**Exercise material:**
● ● ● ● ● ● ●

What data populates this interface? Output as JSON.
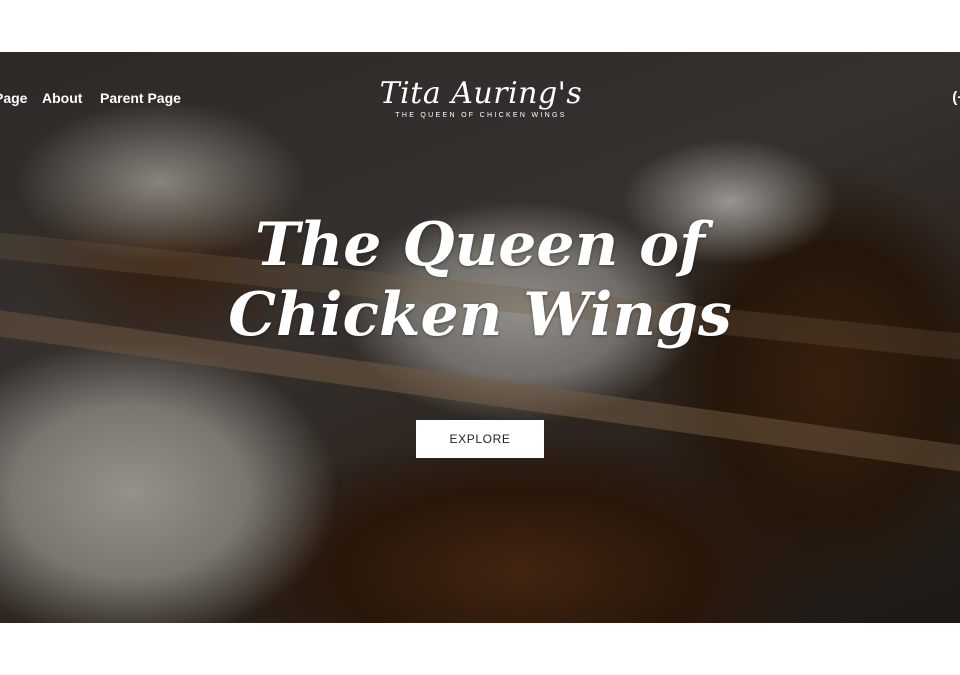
{
  "nav": {
    "items": [
      "Page",
      "About",
      "Parent Page"
    ],
    "right_label": "(+"
  },
  "logo": {
    "script_text": "Tita Auring's",
    "tagline": "THE QUEEN OF CHICKEN WINGS"
  },
  "hero": {
    "headline": "The Queen of Chicken Wings",
    "cta_label": "EXPLORE"
  },
  "colors": {
    "page_background": "#ffffff",
    "text_on_hero": "#ffffff",
    "cta_background": "#ffffff",
    "cta_text": "#222222"
  }
}
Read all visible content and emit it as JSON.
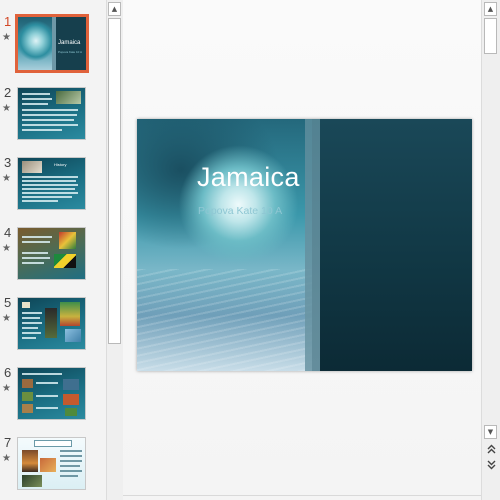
{
  "thumbnails": [
    {
      "number": "1",
      "selected": true,
      "title": "Jamaica",
      "subtitle": "Popova Kate 10 A"
    },
    {
      "number": "2",
      "selected": false
    },
    {
      "number": "3",
      "selected": false,
      "heading": "History"
    },
    {
      "number": "4",
      "selected": false
    },
    {
      "number": "5",
      "selected": false
    },
    {
      "number": "6",
      "selected": false
    },
    {
      "number": "7",
      "selected": false
    }
  ],
  "star_glyph": "★",
  "slide": {
    "title": "Jamaica",
    "subtitle": "Popova Kate 10 A"
  },
  "icons": {
    "scroll_up": "scroll-up-arrow-icon",
    "scroll_down": "scroll-down-arrow-icon",
    "prev_slide": "previous-slide-icon",
    "next_slide": "next-slide-icon"
  },
  "colors": {
    "selection_border": "#e0623b",
    "selected_number": "#d24726",
    "slide_dark": "#113845",
    "subtitle": "#8fc7d3"
  }
}
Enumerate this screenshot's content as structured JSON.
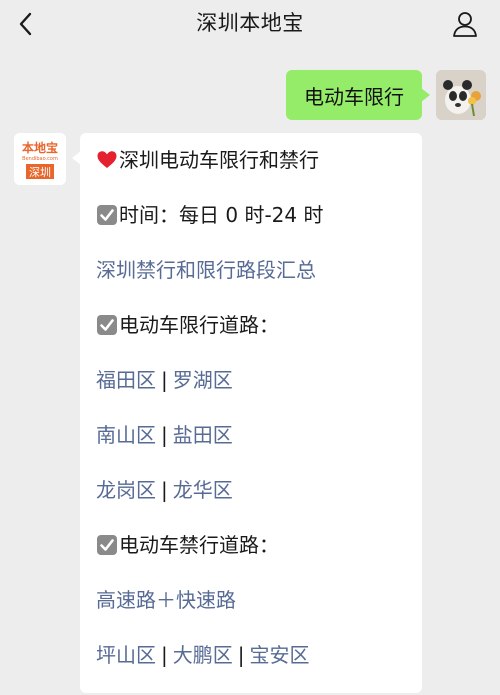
{
  "header": {
    "title": "深圳本地宝",
    "back_icon": "chevron-left-icon",
    "profile_icon": "person-icon"
  },
  "messages": {
    "outgoing": {
      "text": "电动车限行"
    },
    "incoming": {
      "avatar": {
        "logo_text": "本地宝",
        "logo_sub": "Bendibao.com",
        "city_tag": "深圳"
      },
      "heading": "深圳电动车限行和禁行",
      "time_line": "时间：每日 0 时-24 时",
      "summary_link": "深圳禁行和限行路段汇总",
      "limit_heading": "电动车限行道路：",
      "limit_rows": [
        [
          "福田区",
          "罗湖区"
        ],
        [
          "南山区",
          "盐田区"
        ],
        [
          "龙岗区",
          "龙华区"
        ]
      ],
      "ban_heading": "电动车禁行道路：",
      "ban_link": "高速路＋快速路",
      "ban_rows": [
        [
          "坪山区",
          "大鹏区",
          "宝安区"
        ]
      ],
      "separator": "|"
    }
  },
  "colors": {
    "page_bg": "#ededed",
    "bubble_out": "#95ec69",
    "bubble_in": "#ffffff",
    "link": "#576b95",
    "logo_orange": "#e8662b"
  }
}
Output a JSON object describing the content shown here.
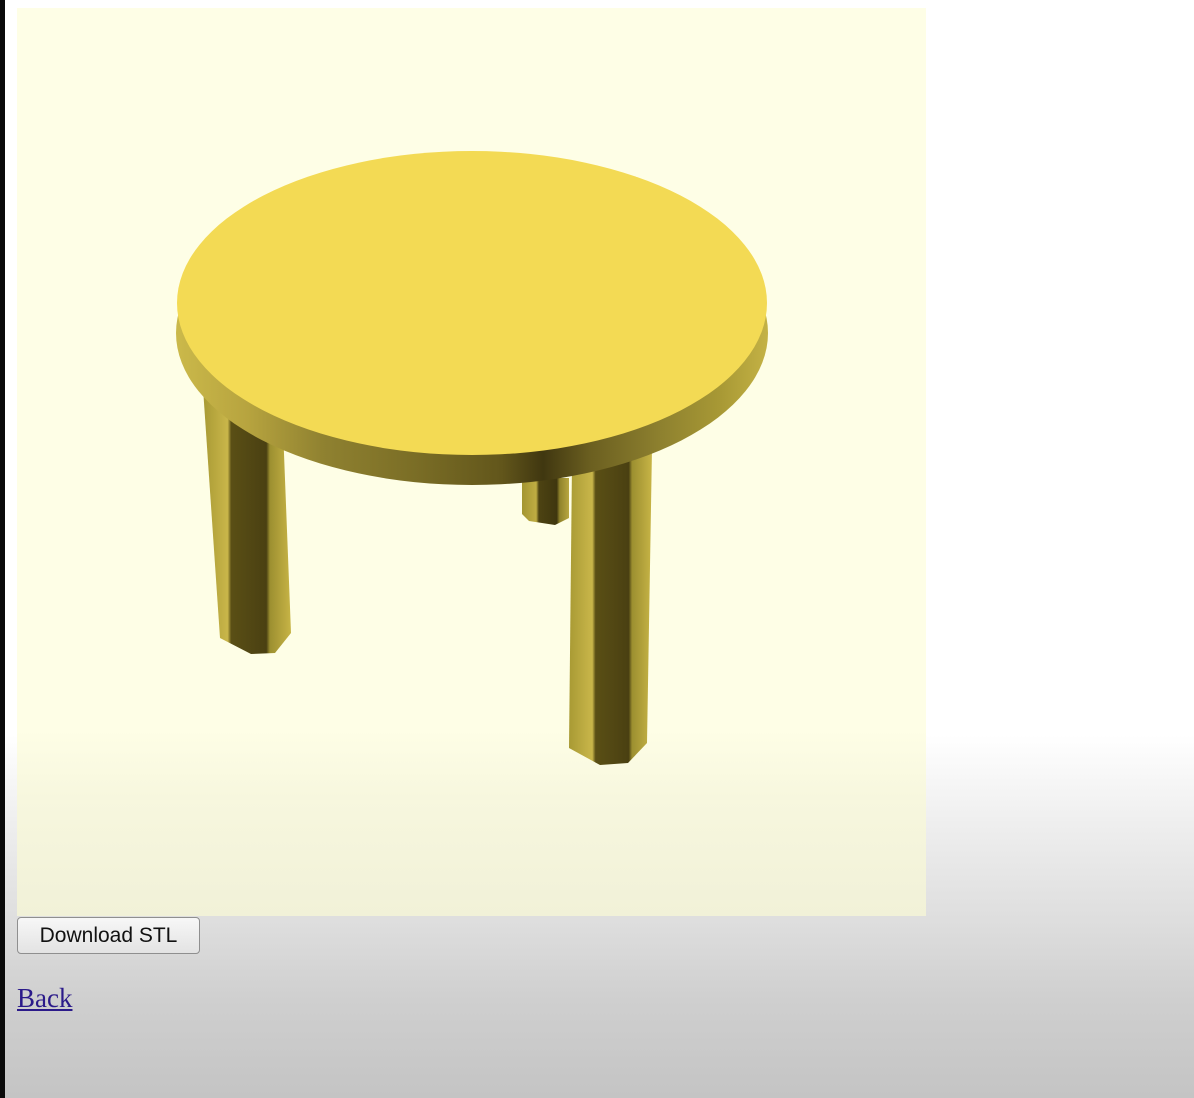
{
  "viewer": {
    "model": "round-table-3-legs",
    "background_color": "#fefee6",
    "model_color": "#f3da54"
  },
  "actions": {
    "download_label": "Download STL",
    "back_label": "Back"
  }
}
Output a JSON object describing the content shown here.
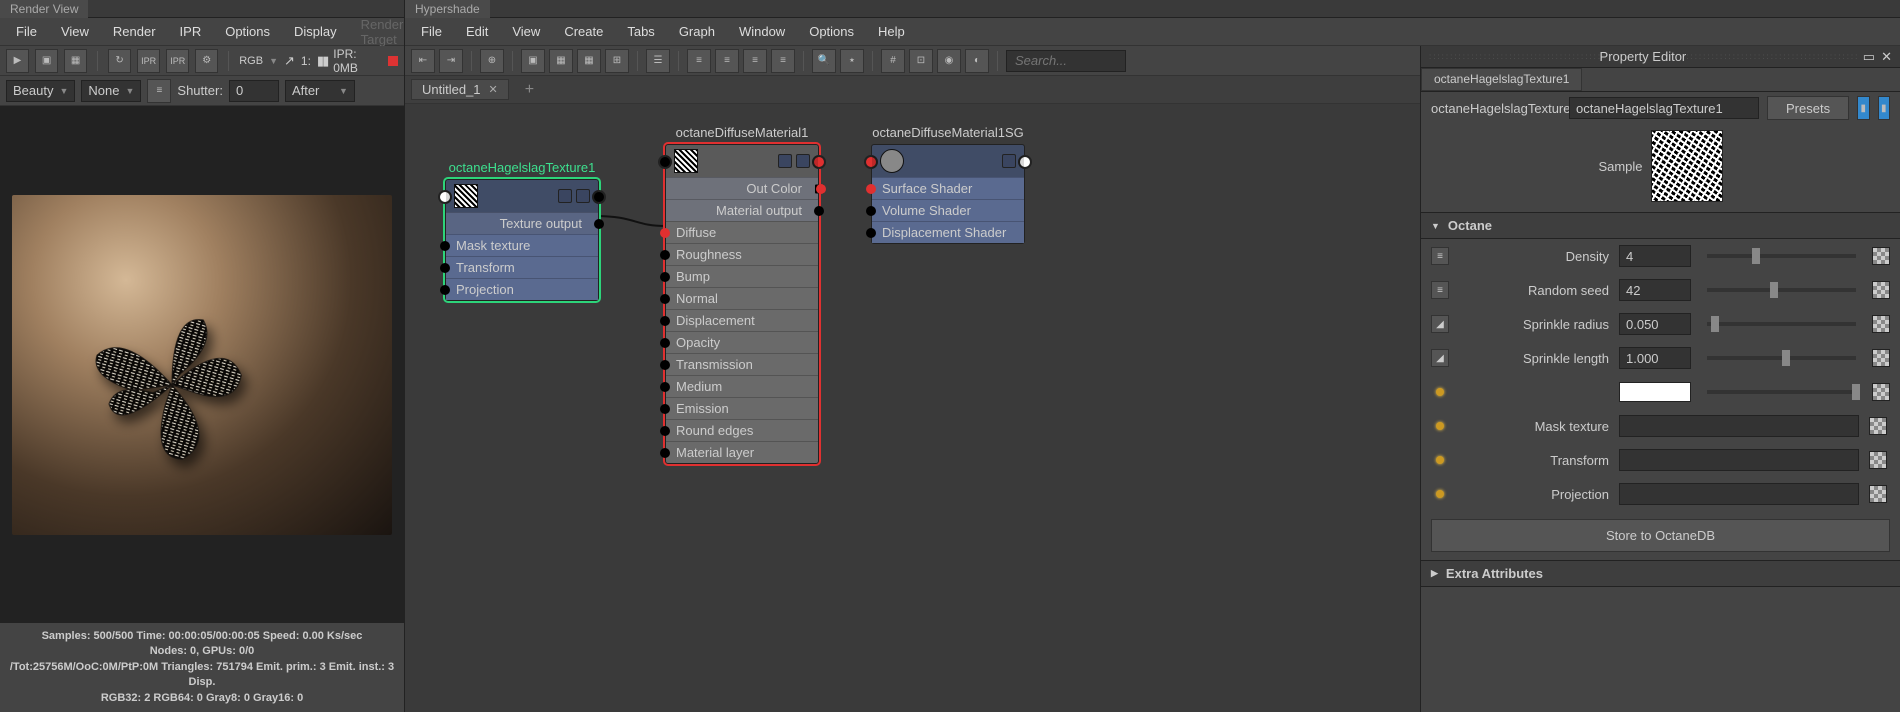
{
  "render_view": {
    "tab": "Render View",
    "menu": [
      "File",
      "View",
      "Render",
      "IPR",
      "Options",
      "Display",
      "Render Target"
    ],
    "toolbar2": {
      "channel": "RGB",
      "scale_icon": "↗",
      "exposure": "1:",
      "ipr_label": "IPR: 0MB"
    },
    "toolbar3": {
      "pass": "Beauty",
      "layer": "None",
      "shutter_label": "Shutter:",
      "shutter_val": "0",
      "timing": "After"
    },
    "stats": [
      "Samples: 500/500 Time: 00:00:05/00:00:05 Speed: 0.00 Ks/sec",
      "Nodes: 0, GPUs: 0/0",
      "/Tot:25756M/OoC:0M/PtP:0M Triangles: 751794 Emit. prim.: 3 Emit. inst.: 3 Disp.",
      "RGB32: 2 RGB64: 0 Gray8: 0 Gray16: 0"
    ]
  },
  "hypershade": {
    "tab": "Hypershade",
    "menu": [
      "File",
      "Edit",
      "View",
      "Create",
      "Tabs",
      "Graph",
      "Window",
      "Options",
      "Help"
    ],
    "file_tab": "Untitled_1",
    "search_placeholder": "Search..."
  },
  "nodes": {
    "tex": {
      "title": "octaneHagelslagTexture1",
      "out": "Texture output",
      "rows": [
        "Mask texture",
        "Transform",
        "Projection"
      ]
    },
    "mat": {
      "title": "octaneDiffuseMaterial1",
      "outs": [
        "Out Color",
        "Material output"
      ],
      "rows": [
        "Diffuse",
        "Roughness",
        "Bump",
        "Normal",
        "Displacement",
        "Opacity",
        "Transmission",
        "Medium",
        "Emission",
        "Round edges",
        "Material layer"
      ]
    },
    "sg": {
      "title": "octaneDiffuseMaterial1SG",
      "rows": [
        "Surface Shader",
        "Volume Shader",
        "Displacement Shader"
      ]
    }
  },
  "prop": {
    "header": "Property Editor",
    "tab": "octaneHagelslagTexture1",
    "name_label": "octaneHagelslagTexture:",
    "name_value": "octaneHagelslagTexture1",
    "presets": "Presets",
    "sample_label": "Sample",
    "section1": "Octane",
    "attrs": {
      "density_l": "Density",
      "density_v": "4",
      "seed_l": "Random seed",
      "seed_v": "42",
      "radius_l": "Sprinkle radius",
      "radius_v": "0.050",
      "length_l": "Sprinkle length",
      "length_v": "1.000",
      "mask_l": "Mask texture",
      "transform_l": "Transform",
      "projection_l": "Projection"
    },
    "store_btn": "Store to OctaneDB",
    "section2": "Extra Attributes"
  }
}
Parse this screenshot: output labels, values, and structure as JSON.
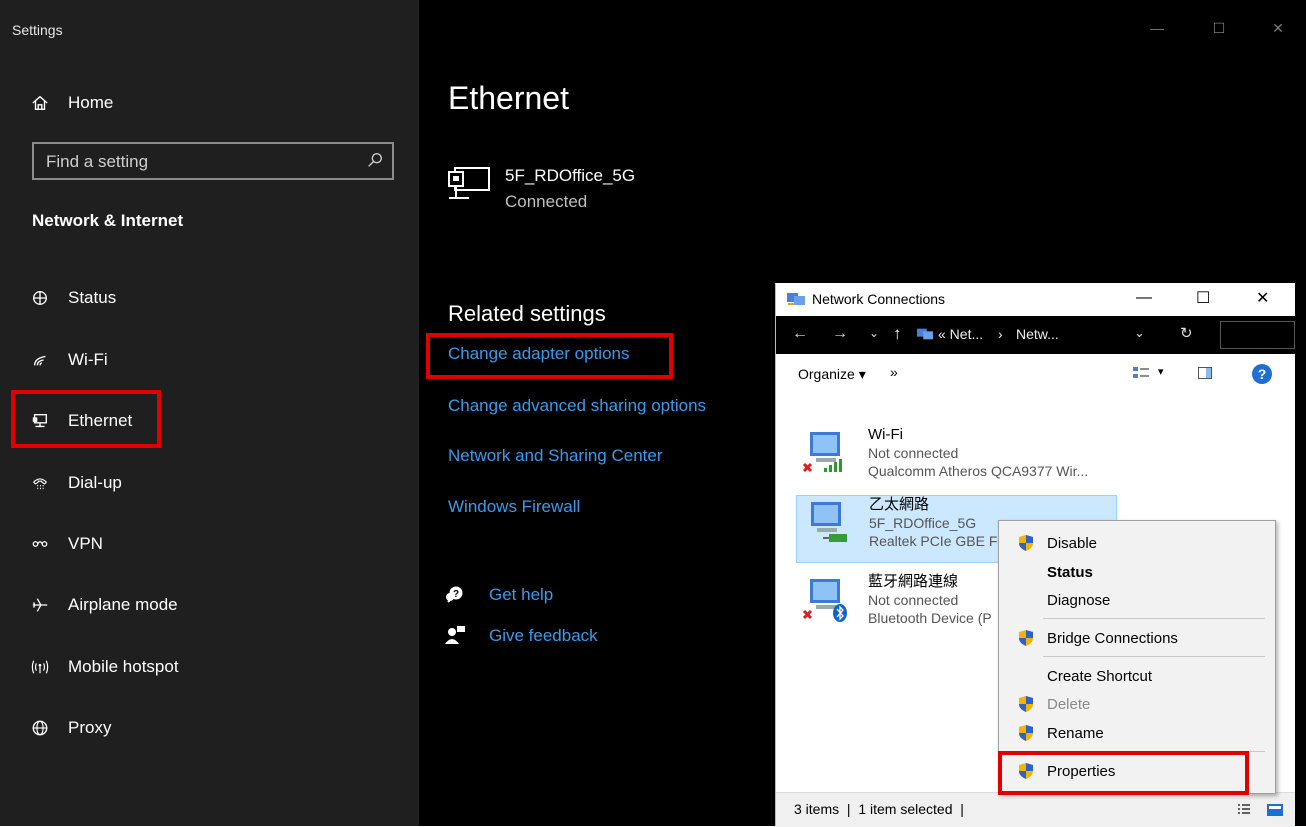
{
  "settings": {
    "window_title": "Settings",
    "home_label": "Home",
    "search_placeholder": "Find a setting",
    "section_title": "Network & Internet",
    "nav": [
      {
        "label": "Status",
        "icon": "globe-status-icon"
      },
      {
        "label": "Wi-Fi",
        "icon": "wifi-icon"
      },
      {
        "label": "Ethernet",
        "icon": "ethernet-icon"
      },
      {
        "label": "Dial-up",
        "icon": "dialup-icon"
      },
      {
        "label": "VPN",
        "icon": "vpn-icon"
      },
      {
        "label": "Airplane mode",
        "icon": "airplane-icon"
      },
      {
        "label": "Mobile hotspot",
        "icon": "hotspot-icon"
      },
      {
        "label": "Proxy",
        "icon": "proxy-globe-icon"
      }
    ]
  },
  "main": {
    "page_title": "Ethernet",
    "network_name": "5F_RDOffice_5G",
    "network_status": "Connected",
    "related_title": "Related settings",
    "related_links": [
      "Change adapter options",
      "Change advanced sharing options",
      "Network and Sharing Center",
      "Windows Firewall"
    ],
    "help_label": "Get help",
    "feedback_label": "Give feedback"
  },
  "network_connections": {
    "title": "Network Connections",
    "breadcrumb_1": "« Net...",
    "breadcrumb_sep": "›",
    "breadcrumb_2": "Netw...",
    "organize_label": "Organize ▾",
    "more_label": "»",
    "adapters": [
      {
        "name": "Wi-Fi",
        "status": "Not connected",
        "device": "Qualcomm Atheros QCA9377 Wir..."
      },
      {
        "name": "乙太網路",
        "status": "5F_RDOffice_5G",
        "device": "Realtek PCIe GBE Fa"
      },
      {
        "name": "藍牙網路連線",
        "status": "Not connected",
        "device": "Bluetooth Device (P"
      }
    ],
    "status_bar": "3 items  |  1 item selected  |"
  },
  "context_menu": {
    "items": [
      "Disable",
      "Status",
      "Diagnose",
      "Bridge Connections",
      "Create Shortcut",
      "Delete",
      "Rename",
      "Properties"
    ]
  },
  "colors": {
    "sidebar_bg": "#1f1f1f",
    "main_bg": "#000000",
    "link": "#3a9bea",
    "highlight": "#e00000",
    "selection": "#cce8ff"
  }
}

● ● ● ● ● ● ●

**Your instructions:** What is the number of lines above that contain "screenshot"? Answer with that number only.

**Result below:** 2